WHAT IS REQUIRED:
Go over the data and keep only the lines that include "value".

LISTED ENTRIES:
═══

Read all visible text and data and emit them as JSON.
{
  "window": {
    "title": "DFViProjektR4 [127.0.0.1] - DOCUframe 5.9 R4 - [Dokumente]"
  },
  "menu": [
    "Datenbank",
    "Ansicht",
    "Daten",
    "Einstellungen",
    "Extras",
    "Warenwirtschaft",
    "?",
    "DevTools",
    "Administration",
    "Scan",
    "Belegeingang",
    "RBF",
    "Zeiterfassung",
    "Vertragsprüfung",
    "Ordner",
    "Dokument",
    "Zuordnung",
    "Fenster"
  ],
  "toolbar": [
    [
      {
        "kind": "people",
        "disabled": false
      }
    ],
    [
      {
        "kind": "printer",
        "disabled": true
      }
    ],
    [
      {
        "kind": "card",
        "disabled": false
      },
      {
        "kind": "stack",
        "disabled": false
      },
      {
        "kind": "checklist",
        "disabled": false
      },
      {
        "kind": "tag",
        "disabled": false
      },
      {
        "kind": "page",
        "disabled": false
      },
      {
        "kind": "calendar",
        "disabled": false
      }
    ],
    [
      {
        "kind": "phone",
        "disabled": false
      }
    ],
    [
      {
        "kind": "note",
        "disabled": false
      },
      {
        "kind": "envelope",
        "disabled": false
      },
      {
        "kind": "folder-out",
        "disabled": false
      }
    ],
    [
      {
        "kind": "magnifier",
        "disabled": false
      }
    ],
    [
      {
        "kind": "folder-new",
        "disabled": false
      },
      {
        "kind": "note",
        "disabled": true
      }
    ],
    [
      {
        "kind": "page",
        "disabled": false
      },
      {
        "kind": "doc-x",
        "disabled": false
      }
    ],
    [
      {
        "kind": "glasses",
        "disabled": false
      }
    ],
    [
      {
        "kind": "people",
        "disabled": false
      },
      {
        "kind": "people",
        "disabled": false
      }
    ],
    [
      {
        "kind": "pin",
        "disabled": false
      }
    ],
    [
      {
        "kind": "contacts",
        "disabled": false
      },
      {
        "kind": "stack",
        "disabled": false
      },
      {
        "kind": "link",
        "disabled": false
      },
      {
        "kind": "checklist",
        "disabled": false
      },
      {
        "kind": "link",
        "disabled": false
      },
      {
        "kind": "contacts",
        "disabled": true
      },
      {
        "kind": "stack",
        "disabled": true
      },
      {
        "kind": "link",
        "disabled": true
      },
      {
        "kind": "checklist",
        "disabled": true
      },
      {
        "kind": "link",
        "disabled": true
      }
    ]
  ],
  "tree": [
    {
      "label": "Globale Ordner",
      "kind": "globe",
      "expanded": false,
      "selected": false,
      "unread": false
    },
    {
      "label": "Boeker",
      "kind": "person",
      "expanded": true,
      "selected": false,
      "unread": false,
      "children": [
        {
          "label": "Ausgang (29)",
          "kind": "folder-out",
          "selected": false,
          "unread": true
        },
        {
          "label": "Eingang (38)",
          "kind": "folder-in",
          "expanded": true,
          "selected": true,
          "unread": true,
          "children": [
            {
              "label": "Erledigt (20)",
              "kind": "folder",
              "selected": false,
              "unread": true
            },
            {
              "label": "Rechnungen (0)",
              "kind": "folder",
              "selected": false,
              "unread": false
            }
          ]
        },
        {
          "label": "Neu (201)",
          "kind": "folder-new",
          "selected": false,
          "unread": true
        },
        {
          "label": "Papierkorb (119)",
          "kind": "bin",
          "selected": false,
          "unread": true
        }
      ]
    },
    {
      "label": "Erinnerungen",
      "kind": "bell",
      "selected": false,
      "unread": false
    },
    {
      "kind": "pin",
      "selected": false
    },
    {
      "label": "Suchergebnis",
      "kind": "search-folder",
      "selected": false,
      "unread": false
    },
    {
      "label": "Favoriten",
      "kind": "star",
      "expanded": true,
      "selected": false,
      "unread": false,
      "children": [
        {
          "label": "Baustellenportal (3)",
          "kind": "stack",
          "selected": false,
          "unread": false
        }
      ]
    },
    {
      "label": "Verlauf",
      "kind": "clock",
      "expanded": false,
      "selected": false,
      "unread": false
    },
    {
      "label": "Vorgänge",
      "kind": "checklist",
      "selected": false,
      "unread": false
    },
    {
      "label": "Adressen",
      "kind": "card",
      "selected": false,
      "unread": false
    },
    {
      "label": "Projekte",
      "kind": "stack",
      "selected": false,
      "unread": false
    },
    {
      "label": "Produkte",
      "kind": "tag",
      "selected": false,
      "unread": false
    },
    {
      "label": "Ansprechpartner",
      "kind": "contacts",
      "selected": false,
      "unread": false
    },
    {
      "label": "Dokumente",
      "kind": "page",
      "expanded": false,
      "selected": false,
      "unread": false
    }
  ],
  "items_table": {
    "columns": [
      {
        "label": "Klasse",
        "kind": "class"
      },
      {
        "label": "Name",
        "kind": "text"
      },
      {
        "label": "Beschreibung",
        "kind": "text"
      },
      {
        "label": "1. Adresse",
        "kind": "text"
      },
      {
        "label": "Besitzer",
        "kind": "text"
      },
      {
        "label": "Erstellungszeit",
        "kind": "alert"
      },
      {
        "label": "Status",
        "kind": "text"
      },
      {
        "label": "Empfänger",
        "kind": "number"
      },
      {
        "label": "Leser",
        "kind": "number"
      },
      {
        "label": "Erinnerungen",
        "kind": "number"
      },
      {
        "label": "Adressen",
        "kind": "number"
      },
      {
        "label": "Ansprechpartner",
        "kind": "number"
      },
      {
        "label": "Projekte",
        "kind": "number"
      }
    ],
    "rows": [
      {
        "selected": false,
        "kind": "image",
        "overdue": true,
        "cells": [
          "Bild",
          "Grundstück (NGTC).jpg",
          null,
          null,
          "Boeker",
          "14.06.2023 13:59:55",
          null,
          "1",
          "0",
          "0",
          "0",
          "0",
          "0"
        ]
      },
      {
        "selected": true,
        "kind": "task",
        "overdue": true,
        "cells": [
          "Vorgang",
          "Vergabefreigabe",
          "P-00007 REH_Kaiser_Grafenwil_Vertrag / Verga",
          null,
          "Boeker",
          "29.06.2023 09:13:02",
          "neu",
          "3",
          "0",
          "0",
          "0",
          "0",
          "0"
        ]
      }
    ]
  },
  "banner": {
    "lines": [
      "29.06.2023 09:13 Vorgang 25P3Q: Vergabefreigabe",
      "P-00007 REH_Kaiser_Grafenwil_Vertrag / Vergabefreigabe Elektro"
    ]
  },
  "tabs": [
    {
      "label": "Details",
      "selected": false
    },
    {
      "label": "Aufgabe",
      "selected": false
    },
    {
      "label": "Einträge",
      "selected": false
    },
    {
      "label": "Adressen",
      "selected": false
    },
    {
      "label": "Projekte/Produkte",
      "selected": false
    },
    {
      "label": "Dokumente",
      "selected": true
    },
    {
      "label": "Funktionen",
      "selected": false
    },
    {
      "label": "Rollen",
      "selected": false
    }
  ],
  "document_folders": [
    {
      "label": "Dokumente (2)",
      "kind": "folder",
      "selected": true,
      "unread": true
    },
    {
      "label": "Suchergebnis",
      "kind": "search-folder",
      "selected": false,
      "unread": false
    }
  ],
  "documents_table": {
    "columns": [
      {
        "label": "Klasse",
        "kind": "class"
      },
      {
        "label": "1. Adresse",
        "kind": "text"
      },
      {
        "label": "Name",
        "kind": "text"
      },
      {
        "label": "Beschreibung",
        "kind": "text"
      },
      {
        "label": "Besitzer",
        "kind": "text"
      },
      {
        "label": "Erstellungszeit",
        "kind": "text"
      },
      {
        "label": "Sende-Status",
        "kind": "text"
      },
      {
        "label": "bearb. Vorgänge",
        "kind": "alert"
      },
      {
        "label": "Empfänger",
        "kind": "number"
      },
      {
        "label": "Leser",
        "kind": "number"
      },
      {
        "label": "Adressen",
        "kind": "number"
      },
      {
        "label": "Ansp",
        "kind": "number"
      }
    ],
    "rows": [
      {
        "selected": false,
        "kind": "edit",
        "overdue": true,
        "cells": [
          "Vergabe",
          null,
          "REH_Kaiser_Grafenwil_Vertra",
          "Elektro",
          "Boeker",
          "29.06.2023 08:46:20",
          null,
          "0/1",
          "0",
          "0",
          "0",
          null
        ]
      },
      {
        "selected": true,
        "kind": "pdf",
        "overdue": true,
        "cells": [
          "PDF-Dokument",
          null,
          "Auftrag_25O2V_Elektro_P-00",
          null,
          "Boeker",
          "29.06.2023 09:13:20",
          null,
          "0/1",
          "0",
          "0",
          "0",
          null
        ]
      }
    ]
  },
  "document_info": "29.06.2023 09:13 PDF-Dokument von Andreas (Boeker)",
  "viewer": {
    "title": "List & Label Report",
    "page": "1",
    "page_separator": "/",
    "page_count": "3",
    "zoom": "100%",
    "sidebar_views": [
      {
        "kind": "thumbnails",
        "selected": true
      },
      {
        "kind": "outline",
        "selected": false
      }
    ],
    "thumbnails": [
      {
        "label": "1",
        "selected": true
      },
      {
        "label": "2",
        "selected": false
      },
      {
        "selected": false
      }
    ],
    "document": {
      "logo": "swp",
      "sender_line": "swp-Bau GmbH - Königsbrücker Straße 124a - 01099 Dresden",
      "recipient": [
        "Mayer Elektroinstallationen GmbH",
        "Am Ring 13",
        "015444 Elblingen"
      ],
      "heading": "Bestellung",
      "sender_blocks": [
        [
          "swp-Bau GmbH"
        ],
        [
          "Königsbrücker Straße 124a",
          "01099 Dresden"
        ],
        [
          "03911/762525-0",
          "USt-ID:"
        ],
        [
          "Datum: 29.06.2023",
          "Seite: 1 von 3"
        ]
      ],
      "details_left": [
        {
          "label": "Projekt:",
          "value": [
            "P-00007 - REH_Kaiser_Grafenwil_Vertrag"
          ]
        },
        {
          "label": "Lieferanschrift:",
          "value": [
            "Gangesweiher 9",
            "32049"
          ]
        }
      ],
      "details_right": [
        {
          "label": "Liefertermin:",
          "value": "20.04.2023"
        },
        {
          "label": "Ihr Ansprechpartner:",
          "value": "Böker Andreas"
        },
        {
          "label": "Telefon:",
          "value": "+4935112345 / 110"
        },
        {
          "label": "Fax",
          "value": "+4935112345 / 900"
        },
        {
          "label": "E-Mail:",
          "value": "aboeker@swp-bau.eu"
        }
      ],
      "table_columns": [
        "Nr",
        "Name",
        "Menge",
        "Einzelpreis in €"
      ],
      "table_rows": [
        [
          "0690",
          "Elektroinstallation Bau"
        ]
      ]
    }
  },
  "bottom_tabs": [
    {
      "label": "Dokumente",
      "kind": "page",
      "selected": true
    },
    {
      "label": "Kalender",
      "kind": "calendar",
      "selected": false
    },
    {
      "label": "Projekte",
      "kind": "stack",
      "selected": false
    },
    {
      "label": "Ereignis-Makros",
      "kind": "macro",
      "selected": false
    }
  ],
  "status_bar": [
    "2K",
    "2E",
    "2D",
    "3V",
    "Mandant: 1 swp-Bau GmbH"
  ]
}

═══

EXERCISE SOLUTION:
          "value": [
          "value": [
          "value": "20.04.2023"
          "value": "Böker Andreas"
          "value": "+4935112345 / 110"
          "value": "+4935112345 / 900"
          "value": "aboeker@swp-bau.eu"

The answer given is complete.